We’ve all had those days where a line-up of cooking and baking projects have left the kitchen upside down, with every mixing bowl dirtied and an army of utensils soiled. With any luck, there’s a empty spot on the countertop on which to set a wine glass or a coffee cup (depending on how you choose to face the mess) and then there is no other choice but to wade in and get it done.
These days, I am having more of those situations than I care to disclose. With recipe development for the cookbook in full swing and late-summer canning projects tucked around family meal prep, it is difficult to stay on top of clean up, even though I aim to ‘clean as you go‘ every time.
Danny is usually an amazing help with dishes, but all last week he was laid up with a badly sprained ankle, and I was on my own – not just for the pots and pans, but for all children and household duties. Whew!
Which is why, at 8-o-clock in the evening, when faced with several pounds of peaches and tomatoes to preserve, I decided that semi-dehydrating them was the best course of action.
After bathing three kids and tucking them into bed, I had worked from 7 to 8 pm to get the kitchen back to zero. Earlier in the day, I had every intention of putting up the peaches in syrup and canning a few jars of crushed tomatoes once the house had settled in the evening. But that night I just didn’t have it in me.
Good thing, because these slow roasted tomatoes and peaches are fantastic.
That night I gave my fruit a quick bath in a sink of cool water with a splash of fruit & vegetable soak to help remove pesticides and dirt, then I drained and dried them and got to work. It didn’t take long to slice both peaches (freestone!) and tomatoes and lay them on wire racks. Then I left them in a slow oven to dry overnight and my work was done.

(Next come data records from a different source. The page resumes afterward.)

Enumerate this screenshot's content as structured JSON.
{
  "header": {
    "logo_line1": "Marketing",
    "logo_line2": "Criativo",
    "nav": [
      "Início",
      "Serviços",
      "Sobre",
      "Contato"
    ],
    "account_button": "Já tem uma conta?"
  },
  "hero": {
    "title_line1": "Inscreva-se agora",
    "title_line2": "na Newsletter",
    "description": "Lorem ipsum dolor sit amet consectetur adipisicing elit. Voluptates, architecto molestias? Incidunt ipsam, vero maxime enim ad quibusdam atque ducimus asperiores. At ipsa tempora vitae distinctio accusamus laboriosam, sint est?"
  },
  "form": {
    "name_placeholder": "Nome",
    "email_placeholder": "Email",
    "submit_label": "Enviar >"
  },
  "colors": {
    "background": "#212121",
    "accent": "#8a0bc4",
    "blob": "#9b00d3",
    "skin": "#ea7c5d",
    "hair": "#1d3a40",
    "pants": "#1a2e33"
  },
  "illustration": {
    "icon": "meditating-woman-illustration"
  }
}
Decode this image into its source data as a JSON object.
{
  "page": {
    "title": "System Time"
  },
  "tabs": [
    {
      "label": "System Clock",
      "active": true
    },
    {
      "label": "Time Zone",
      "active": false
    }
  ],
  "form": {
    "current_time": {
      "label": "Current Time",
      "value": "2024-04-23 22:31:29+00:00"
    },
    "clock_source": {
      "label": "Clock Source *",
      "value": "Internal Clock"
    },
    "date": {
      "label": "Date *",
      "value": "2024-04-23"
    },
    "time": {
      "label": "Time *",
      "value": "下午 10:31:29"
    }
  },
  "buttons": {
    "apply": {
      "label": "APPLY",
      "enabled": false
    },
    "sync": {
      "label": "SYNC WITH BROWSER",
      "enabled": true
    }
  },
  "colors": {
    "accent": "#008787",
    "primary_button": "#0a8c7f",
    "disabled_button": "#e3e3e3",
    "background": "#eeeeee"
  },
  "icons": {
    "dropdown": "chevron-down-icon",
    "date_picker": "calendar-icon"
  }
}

This is a completely hassle-free method to preserving. I can’t call them ‘dehydrated’ because they still have a little juice left in the center – which is how I like them. For this reason, they need to be frozen when completed.
Some like to remove the tomato seeds first, or add garlic as Alana has in this recipe on Serious Eats, but it is totally up to you. You can flavor the tomatoes with herbs and the peaches with cinnamon, or leave them in their perfect natural state.
Slow roasted tomatoes have made an appearance before in the form of cherry tomato bites, and today’s version using the larger Roma tomato can be enjoyed in the same ways. You can freeze them in airtight bags, plastic containers or jars.
I chose to pack some in olive oil once and tuck them into to freezer, where they will keep for about 6 months. Just in time for winter pizza toppings.
Plenty of you chimed in on Facebook and Instagram to sing your dirty kitchen woes; perhaps you too can still preserve a piece of summer without dirtying more dishes or firing up the old canning pot. After today’s post, I’m fairly certain that you will want to.
|Oven Dried Peaches||
- freestone peaches
- (optional: cinnamon sugar)
- Slice peaches in half and remove the pit. Place on a wire cooling rack fitted onto a baking sheet. Sprinkle with a little cinnamon sugar, if desired.
- Place the tray in the oven and set oven to 150F or lowest setting. Leave overnight to dry, or up to 18 hours, depending on the size and the ripeness of the peaches.
- Check periodically and taste test. Once peaches are sufficiently dried, remove from oven and cool. Package in ziplock bags or jars and freeze for up to 6 months.
|Oven Dried Tomatoes||
- ripe tomatoes (I used Romas, but any will do)
- olive oil
- (optional: fresh herbs)
- Wash, core and slice tomatoes in half. Arrange on a wire cooling rack fitted on a baking tray and lightly drizzle with olive oil.
- Sprinkle a few chopped herbs over top of the tomatoes. I love to use thyme or oregano.
- Place the tray in the oven and set oven to 150F or lowest setting. Leave overnight to dry, or up to 12 hours, depending on the size and the ripeness of the tomatoes.
- Check periodically and taste test. Once the tomatoes are sufficiently dried, remove from oven and cool. Package in ziplock bags or jars and freeze for up to 6 months. Alternately, pack in olive oil in small jars, leaving 1/2 inch of headspace, and freeze for up to 6 months.
Will you be dehydrating any fruits this fall?